The reason why people would submit themselves to odd sleeping hours and shortened napping shifts is obvious: More time means — ideally — more productivity. A 1989 study published in Work & Stress found that polyphasic sleep strategies improve prolonged sustained performance. So, not only do you have more time to do what you have to do, but you'll maybe even get better results when you do it. Just do us a favor, and don't go to Tesla-like extremes with it.

This article first appeared on Curiosity.com.

Next Up

The Secret of Pluto’s Ocean

When we think of an ocean, we don't necessarily think of Pluto. If we can’t see the liquid water, why do astronomers think it’s there?

Welcome to the Surface of Mars

Through the use of cutting-edge instruments, scientists finally have the opportunity to probe deep beneath the surface and ascertain exactly how the terrestrial planet formed.

The 2020 Planetary Primaries

What’s your favorite planet? Before you decide, here are some key facts about each of the candidates.

4 Reasons Why Earth is the Best Planet to Call Home

Since 1970, folks from around the world have gathered together to celebrate Earth Day, an appreciation for all the good stuff we’ve got here on the Earth – and a reminder to try not to mess it up. But what’s so special about the Earth, anyway?

Following Blue Origin’s NS-12 Rocket Launch

Blue Origin, Billionaire Jeff Bezos’ spaceflight company, is rescheduled to launch its NS-12 reusable spacecraft on Wednesday, December 11. Watch it LIVE.

What are the Chances of Life Appearing On…Earth?

Just how lucky are we on Earth?

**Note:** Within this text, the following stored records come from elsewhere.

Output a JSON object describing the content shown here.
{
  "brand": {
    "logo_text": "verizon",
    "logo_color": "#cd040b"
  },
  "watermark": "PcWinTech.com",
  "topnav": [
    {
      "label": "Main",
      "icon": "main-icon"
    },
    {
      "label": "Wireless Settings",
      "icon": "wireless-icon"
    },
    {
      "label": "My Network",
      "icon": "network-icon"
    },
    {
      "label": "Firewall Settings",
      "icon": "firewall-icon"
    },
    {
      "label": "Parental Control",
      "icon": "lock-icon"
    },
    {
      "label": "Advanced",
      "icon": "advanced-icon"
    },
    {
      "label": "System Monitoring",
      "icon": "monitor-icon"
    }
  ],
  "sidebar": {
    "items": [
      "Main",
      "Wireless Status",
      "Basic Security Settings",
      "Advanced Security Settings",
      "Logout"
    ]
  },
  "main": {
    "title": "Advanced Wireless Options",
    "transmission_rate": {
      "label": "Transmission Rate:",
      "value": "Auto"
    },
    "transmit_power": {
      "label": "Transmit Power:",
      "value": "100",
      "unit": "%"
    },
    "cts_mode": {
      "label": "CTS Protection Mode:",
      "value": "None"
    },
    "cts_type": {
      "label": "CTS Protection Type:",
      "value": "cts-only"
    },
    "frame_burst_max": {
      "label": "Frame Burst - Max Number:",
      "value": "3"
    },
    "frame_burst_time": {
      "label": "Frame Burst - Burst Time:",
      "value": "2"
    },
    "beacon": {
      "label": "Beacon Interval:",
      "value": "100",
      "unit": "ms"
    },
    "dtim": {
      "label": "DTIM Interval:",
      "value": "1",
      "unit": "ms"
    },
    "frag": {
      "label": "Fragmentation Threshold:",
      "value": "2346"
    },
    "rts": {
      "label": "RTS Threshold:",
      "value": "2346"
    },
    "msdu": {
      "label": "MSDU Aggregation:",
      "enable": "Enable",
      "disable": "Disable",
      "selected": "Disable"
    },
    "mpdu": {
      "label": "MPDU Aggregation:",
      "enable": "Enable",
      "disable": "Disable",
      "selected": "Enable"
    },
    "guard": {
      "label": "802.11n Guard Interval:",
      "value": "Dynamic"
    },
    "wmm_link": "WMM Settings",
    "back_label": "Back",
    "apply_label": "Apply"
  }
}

What were the chances that life would arise, let alone lead to intelligence?

Lowell Observatory Astronomers Celebrate Hubble

Astronomers from Lowell Observatory in Flagstaff, Arizona celebrate the 30th Anniversary of the Hubble Space Telescope with personal stories from their research.

How Did the Solar System Form?

How did our solar system form? It's a pretty simple and straightforward question, but as with most things in science, simple and straightforward doesn't necessarily mean easy.

Stuck at Home? What to See in the Night Sky this Month

In times of darkness and incertainty, opt for exploration of wonder in the skies.

Check Out the Crab Nebula –The Leftovers from a Giant Cosmic Firework

The Crab Nebula sits 6,500 light-years away, and is currently about 11 light-years across. But while it looks pretty from afar, don’t give in to the temptation to visit it up close.